• EXERCISE DESCRIPTION: All entries below are to be retyped in full, precisely as they appear.

• EXCERPTED DATA:
-- -- --

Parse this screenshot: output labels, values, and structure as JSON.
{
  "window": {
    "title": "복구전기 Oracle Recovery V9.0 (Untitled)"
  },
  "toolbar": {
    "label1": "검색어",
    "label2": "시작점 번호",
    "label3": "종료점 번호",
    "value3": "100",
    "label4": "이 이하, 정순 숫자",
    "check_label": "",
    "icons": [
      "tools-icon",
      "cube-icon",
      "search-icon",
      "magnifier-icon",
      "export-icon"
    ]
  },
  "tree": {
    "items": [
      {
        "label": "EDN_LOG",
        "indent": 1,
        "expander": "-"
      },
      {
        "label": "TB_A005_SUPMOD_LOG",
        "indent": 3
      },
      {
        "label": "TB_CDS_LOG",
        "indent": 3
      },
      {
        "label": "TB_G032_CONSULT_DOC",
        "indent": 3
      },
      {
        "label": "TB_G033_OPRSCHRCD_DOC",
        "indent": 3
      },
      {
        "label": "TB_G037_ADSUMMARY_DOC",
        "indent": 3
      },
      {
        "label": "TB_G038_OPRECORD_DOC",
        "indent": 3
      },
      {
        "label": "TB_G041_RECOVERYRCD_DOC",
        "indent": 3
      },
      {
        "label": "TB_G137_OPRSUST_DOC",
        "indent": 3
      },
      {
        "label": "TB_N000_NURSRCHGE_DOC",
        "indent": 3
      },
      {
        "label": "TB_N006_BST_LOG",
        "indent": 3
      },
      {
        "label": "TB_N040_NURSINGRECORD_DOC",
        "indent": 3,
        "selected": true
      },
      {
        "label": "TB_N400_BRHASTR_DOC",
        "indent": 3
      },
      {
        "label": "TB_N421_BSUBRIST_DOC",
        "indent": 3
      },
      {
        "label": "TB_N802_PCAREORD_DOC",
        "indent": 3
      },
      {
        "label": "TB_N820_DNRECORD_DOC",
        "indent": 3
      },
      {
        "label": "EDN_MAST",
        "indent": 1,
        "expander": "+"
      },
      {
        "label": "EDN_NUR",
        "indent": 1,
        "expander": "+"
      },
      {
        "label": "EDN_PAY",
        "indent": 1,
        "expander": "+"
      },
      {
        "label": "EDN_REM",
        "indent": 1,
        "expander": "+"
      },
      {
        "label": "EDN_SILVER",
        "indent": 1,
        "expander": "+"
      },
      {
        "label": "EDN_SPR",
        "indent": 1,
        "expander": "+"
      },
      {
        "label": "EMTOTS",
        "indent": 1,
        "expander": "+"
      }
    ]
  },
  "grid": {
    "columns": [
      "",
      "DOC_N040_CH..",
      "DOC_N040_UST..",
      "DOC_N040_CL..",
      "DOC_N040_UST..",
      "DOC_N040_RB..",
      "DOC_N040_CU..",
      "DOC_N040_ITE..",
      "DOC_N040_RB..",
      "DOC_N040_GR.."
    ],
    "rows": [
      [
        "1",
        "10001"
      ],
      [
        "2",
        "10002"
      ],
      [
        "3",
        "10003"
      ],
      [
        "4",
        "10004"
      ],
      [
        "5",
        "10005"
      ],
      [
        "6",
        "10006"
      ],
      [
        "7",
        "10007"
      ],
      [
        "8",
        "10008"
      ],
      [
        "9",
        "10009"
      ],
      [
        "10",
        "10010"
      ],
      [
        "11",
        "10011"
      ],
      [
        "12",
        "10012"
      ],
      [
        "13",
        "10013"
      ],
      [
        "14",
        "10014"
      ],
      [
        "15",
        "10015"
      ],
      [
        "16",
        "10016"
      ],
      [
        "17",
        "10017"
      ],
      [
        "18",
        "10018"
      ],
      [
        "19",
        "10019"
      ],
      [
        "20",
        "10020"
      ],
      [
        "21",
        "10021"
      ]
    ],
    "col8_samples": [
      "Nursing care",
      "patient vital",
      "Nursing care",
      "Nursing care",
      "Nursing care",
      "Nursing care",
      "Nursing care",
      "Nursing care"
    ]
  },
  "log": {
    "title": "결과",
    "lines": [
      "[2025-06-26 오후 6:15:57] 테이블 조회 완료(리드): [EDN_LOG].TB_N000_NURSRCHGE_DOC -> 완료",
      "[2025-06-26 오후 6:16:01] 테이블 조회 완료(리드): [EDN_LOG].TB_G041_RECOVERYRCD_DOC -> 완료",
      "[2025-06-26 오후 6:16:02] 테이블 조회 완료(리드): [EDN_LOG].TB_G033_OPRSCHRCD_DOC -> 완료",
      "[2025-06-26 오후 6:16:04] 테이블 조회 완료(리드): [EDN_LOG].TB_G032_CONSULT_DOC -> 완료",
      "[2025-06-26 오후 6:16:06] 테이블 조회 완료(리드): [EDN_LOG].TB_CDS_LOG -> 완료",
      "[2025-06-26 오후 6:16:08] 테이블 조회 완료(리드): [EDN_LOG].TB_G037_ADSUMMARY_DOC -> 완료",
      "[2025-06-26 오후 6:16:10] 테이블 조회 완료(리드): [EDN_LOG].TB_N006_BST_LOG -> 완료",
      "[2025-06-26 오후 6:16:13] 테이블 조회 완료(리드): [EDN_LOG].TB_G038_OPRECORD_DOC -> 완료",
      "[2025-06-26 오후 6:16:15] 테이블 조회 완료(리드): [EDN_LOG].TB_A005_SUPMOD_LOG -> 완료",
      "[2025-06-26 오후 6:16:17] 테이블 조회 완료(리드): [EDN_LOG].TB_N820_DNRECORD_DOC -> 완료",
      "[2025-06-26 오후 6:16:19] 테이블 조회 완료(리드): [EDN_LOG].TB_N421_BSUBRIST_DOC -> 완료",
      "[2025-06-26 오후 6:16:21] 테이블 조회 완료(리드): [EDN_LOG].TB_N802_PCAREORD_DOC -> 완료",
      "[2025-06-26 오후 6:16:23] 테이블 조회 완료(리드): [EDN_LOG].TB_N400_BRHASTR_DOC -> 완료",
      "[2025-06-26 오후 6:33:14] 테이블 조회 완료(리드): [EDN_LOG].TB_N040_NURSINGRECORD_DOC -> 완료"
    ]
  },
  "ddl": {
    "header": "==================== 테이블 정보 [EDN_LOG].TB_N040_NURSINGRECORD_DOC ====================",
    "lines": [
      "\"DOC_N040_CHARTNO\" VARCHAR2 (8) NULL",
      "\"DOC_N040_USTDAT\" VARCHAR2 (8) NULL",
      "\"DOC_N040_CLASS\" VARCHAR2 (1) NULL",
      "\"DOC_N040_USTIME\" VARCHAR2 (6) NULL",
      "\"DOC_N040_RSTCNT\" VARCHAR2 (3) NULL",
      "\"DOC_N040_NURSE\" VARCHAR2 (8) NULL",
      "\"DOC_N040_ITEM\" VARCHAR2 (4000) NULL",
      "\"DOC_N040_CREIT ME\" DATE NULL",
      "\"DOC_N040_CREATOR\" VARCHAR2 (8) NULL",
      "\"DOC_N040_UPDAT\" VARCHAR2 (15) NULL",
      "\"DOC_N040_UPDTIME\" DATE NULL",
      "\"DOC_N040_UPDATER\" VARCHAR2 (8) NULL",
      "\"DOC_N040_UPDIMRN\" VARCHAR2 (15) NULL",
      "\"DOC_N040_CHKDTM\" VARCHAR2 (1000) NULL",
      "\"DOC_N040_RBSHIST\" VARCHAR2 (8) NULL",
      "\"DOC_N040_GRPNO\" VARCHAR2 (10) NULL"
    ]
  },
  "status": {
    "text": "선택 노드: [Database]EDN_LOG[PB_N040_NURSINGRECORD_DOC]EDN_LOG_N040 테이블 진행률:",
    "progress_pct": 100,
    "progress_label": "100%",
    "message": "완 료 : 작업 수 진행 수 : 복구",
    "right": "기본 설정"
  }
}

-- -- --

• EXERCISE RESULT:
Parse this screenshot: output labels, values, and structure as JSON.
{
  "window": {
    "title": "복구전기 Oracle Recovery V9.0 (Untitled)"
  },
  "toolbar": {
    "label1": "검색어",
    "label2": "시작점 번호",
    "label3": "종료점 번호",
    "value3": "100",
    "label4": "이 이하, 정순 숫자",
    "check_label": "",
    "icons": [
      "tools-icon",
      "cube-icon",
      "search-icon",
      "magnifier-icon",
      "export-icon"
    ]
  },
  "tree": {
    "items": [
      {
        "label": "EDN_LOG",
        "indent": 1,
        "expander": "-"
      },
      {
        "label": "TB_A005_SUPMOD_LOG",
        "indent": 3
      },
      {
        "label": "TB_CDS_LOG",
        "indent": 3
      },
      {
        "label": "TB_G032_CONSULT_DOC",
        "indent": 3
      },
      {
        "label": "TB_G033_OPRSCHRCD_DOC",
        "indent": 3
      },
      {
        "label": "TB_G037_ADSUMMARY_DOC",
        "indent": 3
      },
      {
        "label": "TB_G038_OPRECORD_DOC",
        "indent": 3
      },
      {
        "label": "TB_G041_RECOVERYRCD_DOC",
        "indent": 3
      },
      {
        "label": "TB_G137_OPRSUST_DOC",
        "indent": 3
      },
      {
        "label": "TB_N000_NURSRCHGE_DOC",
        "indent": 3
      },
      {
        "label": "TB_N006_BST_LOG",
        "indent": 3
      },
      {
        "label": "TB_N040_NURSINGRECORD_DOC",
        "indent": 3,
        "selected": true
      },
      {
        "label": "TB_N400_BRHASTR_DOC",
        "indent": 3
      },
      {
        "label": "TB_N421_BSUBRIST_DOC",
        "indent": 3
      },
      {
        "label": "TB_N802_PCAREORD_DOC",
        "indent": 3
      },
      {
        "label": "TB_N820_DNRECORD_DOC",
        "indent": 3
      },
      {
        "label": "EDN_MAST",
        "indent": 1,
        "expander": "+"
      },
      {
        "label": "EDN_NUR",
        "indent": 1,
        "expander": "+"
      },
      {
        "label": "EDN_PAY",
        "indent": 1,
        "expander": "+"
      },
      {
        "label": "EDN_REM",
        "indent": 1,
        "expander": "+"
      },
      {
        "label": "EDN_SILVER",
        "indent": 1,
        "expander": "+"
      },
      {
        "label": "EDN_SPR",
        "indent": 1,
        "expander": "+"
      },
      {
        "label": "EMTOTS",
        "indent": 1,
        "expander": "+"
      }
    ]
  },
  "grid": {
    "columns": [
      "",
      "DOC_N040_CH..",
      "DOC_N040_UST..",
      "DOC_N040_CL..",
      "DOC_N040_UST..",
      "DOC_N040_RB..",
      "DOC_N040_CU..",
      "DOC_N040_ITE..",
      "DOC_N040_RB..",
      "DOC_N040_GR.."
    ],
    "rows": [
      [
        "1",
        "10001"
      ],
      [
        "2",
        "10002"
      ],
      [
        "3",
        "10003"
      ],
      [
        "4",
        "10004"
      ],
      [
        "5",
        "10005"
      ],
      [
        "6",
        "10006"
      ],
      [
        "7",
        "10007"
      ],
      [
        "8",
        "10008"
      ],
      [
        "9",
        "10009"
      ],
      [
        "10",
        "10010"
      ],
      [
        "11",
        "10011"
      ],
      [
        "12",
        "10012"
      ],
      [
        "13",
        "10013"
      ],
      [
        "14",
        "10014"
      ],
      [
        "15",
        "10015"
      ],
      [
        "16",
        "10016"
      ],
      [
        "17",
        "10017"
      ],
      [
        "18",
        "10018"
      ],
      [
        "19",
        "10019"
      ],
      [
        "20",
        "10020"
      ],
      [
        "21",
        "10021"
      ]
    ],
    "col8_samples": [
      "Nursing care",
      "patient vital",
      "Nursing care",
      "Nursing care",
      "Nursing care",
      "Nursing care",
      "Nursing care",
      "Nursing care"
    ]
  },
  "log": {
    "title": "결과",
    "lines": [
      "[2025-06-26 오후 6:15:57] 테이블 조회 완료(리드): [EDN_LOG].TB_N000_NURSRCHGE_DOC -> 완료",
      "[2025-06-26 오후 6:16:01] 테이블 조회 완료(리드): [EDN_LOG].TB_G041_RECOVERYRCD_DOC -> 완료",
      "[2025-06-26 오후 6:16:02] 테이블 조회 완료(리드): [EDN_LOG].TB_G033_OPRSCHRCD_DOC -> 완료",
      "[2025-06-26 오후 6:16:04] 테이블 조회 완료(리드): [EDN_LOG].TB_G032_CONSULT_DOC -> 완료",
      "[2025-06-26 오후 6:16:06] 테이블 조회 완료(리드): [EDN_LOG].TB_CDS_LOG -> 완료",
      "[2025-06-26 오후 6:16:08] 테이블 조회 완료(리드): [EDN_LOG].TB_G037_ADSUMMARY_DOC -> 완료",
      "[2025-06-26 오후 6:16:10] 테이블 조회 완료(리드): [EDN_LOG].TB_N006_BST_LOG -> 완료",
      "[2025-06-26 오후 6:16:13] 테이블 조회 완료(리드): [EDN_LOG].TB_G038_OPRECORD_DOC -> 완료",
      "[2025-06-26 오후 6:16:15] 테이블 조회 완료(리드): [EDN_LOG].TB_A005_SUPMOD_LOG -> 완료",
      "[2025-06-26 오후 6:16:17] 테이블 조회 완료(리드): [EDN_LOG].TB_N820_DNRECORD_DOC -> 완료",
      "[2025-06-26 오후 6:16:19] 테이블 조회 완료(리드): [EDN_LOG].TB_N421_BSUBRIST_DOC -> 완료",
      "[2025-06-26 오후 6:16:21] 테이블 조회 완료(리드): [EDN_LOG].TB_N802_PCAREORD_DOC -> 완료",
      "[2025-06-26 오후 6:16:23] 테이블 조회 완료(리드): [EDN_LOG].TB_N400_BRHASTR_DOC -> 완료",
      "[2025-06-26 오후 6:33:14] 테이블 조회 완료(리드): [EDN_LOG].TB_N040_NURSINGRECORD_DOC -> 완료"
    ]
  },
  "ddl": {
    "header": "==================== 테이블 정보 [EDN_LOG].TB_N040_NURSINGRECORD_DOC ====================",
    "lines": [
      "\"DOC_N040_CHARTNO\" VARCHAR2 (8) NULL",
      "\"DOC_N040_USTDAT\" VARCHAR2 (8) NULL",
      "\"DOC_N040_CLASS\" VARCHAR2 (1) NULL",
      "\"DOC_N040_USTIME\" VARCHAR2 (6) NULL",
      "\"DOC_N040_RSTCNT\" VARCHAR2 (3) NULL",
      "\"DOC_N040_NURSE\" VARCHAR2 (8) NULL",
      "\"DOC_N040_ITEM\" VARCHAR2 (4000) NULL",
      "\"DOC_N040_CREIT ME\" DATE NULL",
      "\"DOC_N040_CREATOR\" VARCHAR2 (8) NULL",
      "\"DOC_N040_UPDAT\" VARCHAR2 (15) NULL",
      "\"DOC_N040_UPDTIME\" DATE NULL",
      "\"DOC_N040_UPDATER\" VARCHAR2 (8) NULL",
      "\"DOC_N040_UPDIMRN\" VARCHAR2 (15) NULL",
      "\"DOC_N040_CHKDTM\" VARCHAR2 (1000) NULL",
      "\"DOC_N040_RBSHIST\" VARCHAR2 (8) NULL",
      "\"DOC_N040_GRPNO\" VARCHAR2 (10) NULL"
    ]
  },
  "status": {
    "text": "선택 노드: [Database]EDN_LOG[PB_N040_NURSINGRECORD_DOC]EDN_LOG_N040 테이블 진행률:",
    "progress_pct": 100,
    "progress_label": "100%",
    "message": "완 료 : 작업 수 진행 수 : 복구",
    "right": "기본 설정"
  }
}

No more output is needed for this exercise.